You can't ignore what Mullen's done; getting State in position for their second nine-win season in three years (they'll meet Northwestern in the Gator Bowl on New Year's Day). And this year, even with the disappointing finish there was a lot to be proud of. For one, the best passing game in school history, quite a feat given that State hasn't cracked 200 yards passing a game in the last six seasons. Mullen's gone a long way towards helping that program begin to work on the necessary infrastructure they need to move forward.
But if there's legit in-state competition, that has to at least make you wonder if he's nearing the plateau of his success level.
A 6-6 debut for Hugh Freeze, but when you inherited a 3-8 team that was riding a 15-game conference losing streak, that's solid first-year progress. And the Rebels will be bowling on January 5, in the BBVA Compass Bowl against Pitt.
He'll likely lose the award to Sumlin, but Freeze has a very good case for SEC Coach of the Year honors. The best way I can put it is, simply put, the Rebels played better. They pushed dramatically more talented teams like LSU and Texas A&M to the absolute limit, and Bama and Texas to the second half, whereas last season those games were over shortly after the first snap. Sure there were some growing pains. Late-game management was costly against A&M and in a one-point loss to Vanderbilt, but this was a program in rubble a year ago. And at the very least, Freeze was able to pull the team out of a three-game losing streak to upset State in the final game and bring home the Golden Egg for the firs time since Dan Mullen arrived in Starkville.

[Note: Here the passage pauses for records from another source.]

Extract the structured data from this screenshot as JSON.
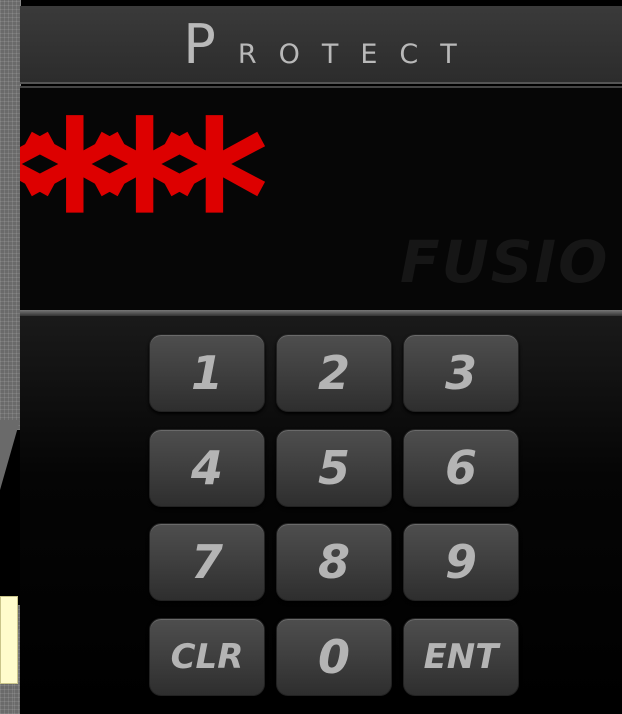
{
  "title": "Protect",
  "display": {
    "pin_mask": "****",
    "watermark": "FUSIO"
  },
  "keypad": {
    "keys": [
      "1",
      "2",
      "3",
      "4",
      "5",
      "6",
      "7",
      "8",
      "9",
      "CLR",
      "0",
      "ENT"
    ]
  },
  "colors": {
    "pin": "#dd0000",
    "key_text": "#b4b4b4",
    "title_text": "#b9b9b9"
  }
}
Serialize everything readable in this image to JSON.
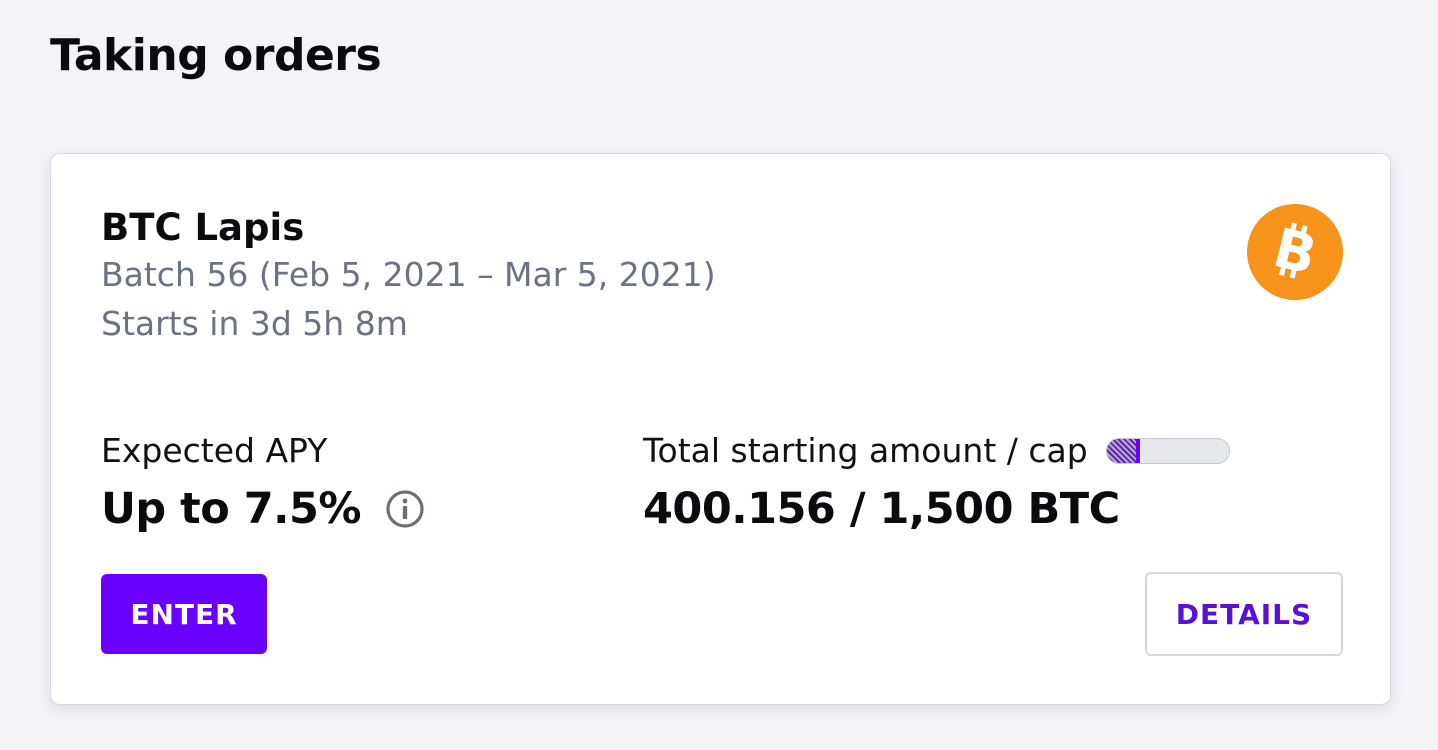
{
  "page": {
    "section_title": "Taking orders"
  },
  "card": {
    "name": "BTC Lapis",
    "batch": "Batch 56 (Feb 5, 2021 – Mar 5, 2021)",
    "starts": "Starts in 3d 5h 8m",
    "coin_icon": "bitcoin-icon",
    "apy": {
      "label": "Expected APY",
      "value": "Up to 7.5%",
      "info_icon": "info-icon"
    },
    "total": {
      "label": "Total starting amount / cap",
      "value": "400.156 / 1,500 BTC",
      "progress_fraction": 0.27
    },
    "enter_label": "ENTER",
    "details_label": "DETAILS"
  },
  "colors": {
    "accent": "#6a00ff",
    "bitcoin": "#f7931a",
    "muted_text": "#6b7380",
    "background": "#f3f3f8"
  }
}
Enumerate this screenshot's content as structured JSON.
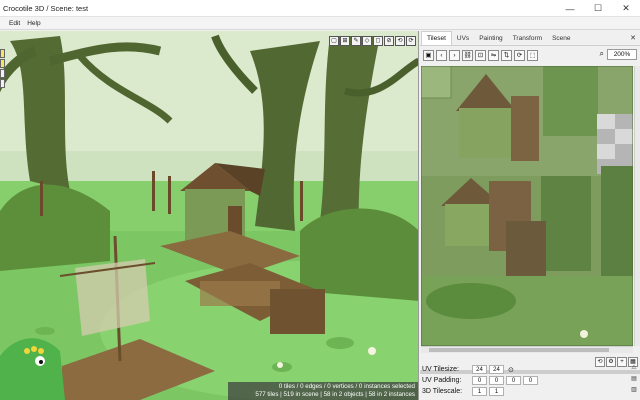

As far as how he builds from here, that's where things get more interesting. Ole Miss has been making some solid moves in recruiting, but there's still ranked fifth in the West -- and that's behind a team that just fired its coach. Progress can be a slow process in Oxford, but that's really what Freeze and the Rebel faithful will have to focus on.
There's nothing like writing this WHILE THE COACHING HIRE BREAKS. Bret Bielema.
Honestly, I'm not sure what to think. Without a doubt, Bielemma can coach. You don't get to three straight Rose Bowls by accident, even if having Ohio State AND Penn State ineligible helped this year. But is he really a fit? He's been a Big 10 lifer, aside from a two year stint at Kansas State. He even had this to say in the last year:
"We don't want to be like the SEC in any way, shape or form."
In regards to former SEC-er Urban Meyer "stealing" recruits, which is frowned upon in Barbasolvackia.
Wisconsin is a job that lends itself to a certain style. They find big, Midwestern linemen and skill guys where they can, like a Ron Dayne from New Jersey or a Montee Ball from Missouri. To be perfectly honest, that sounds somewhat similar to what Arkansas needs. At least the "pluck talent from the surrounding region" part anyway. But can Bielema make the transition from the Midwest to the Mid-South? The staff he hires will go a long way in deciding that. If he's smart, he'll lean heavily on assistants with ties to Texas.
I can't lie, this just seems...weird. By most accounts, Arkansas had talked to Petersen, Miles, Gary Patterson, James Franklin and Mike Gundy, and been turned down. Bielema almost feels like Bama nabbing Mike Price after Dennis Franchione left and they couldn't line up their first few choices. A coach that had major conference success in a completely different area of the country, who said "yes." Whether Bielema's style will translate, well, that's a whole other question. The Frank Broyles of the world may not care for Bielema keeping a beer fridge in his office or picking up his wife at a blackjack table.
But on the upside, the league meetings just got a whole lot more interesting. We need more coaches with personality in this league. Spurrier gets tired of chewing on Georgia and Dabo all the time.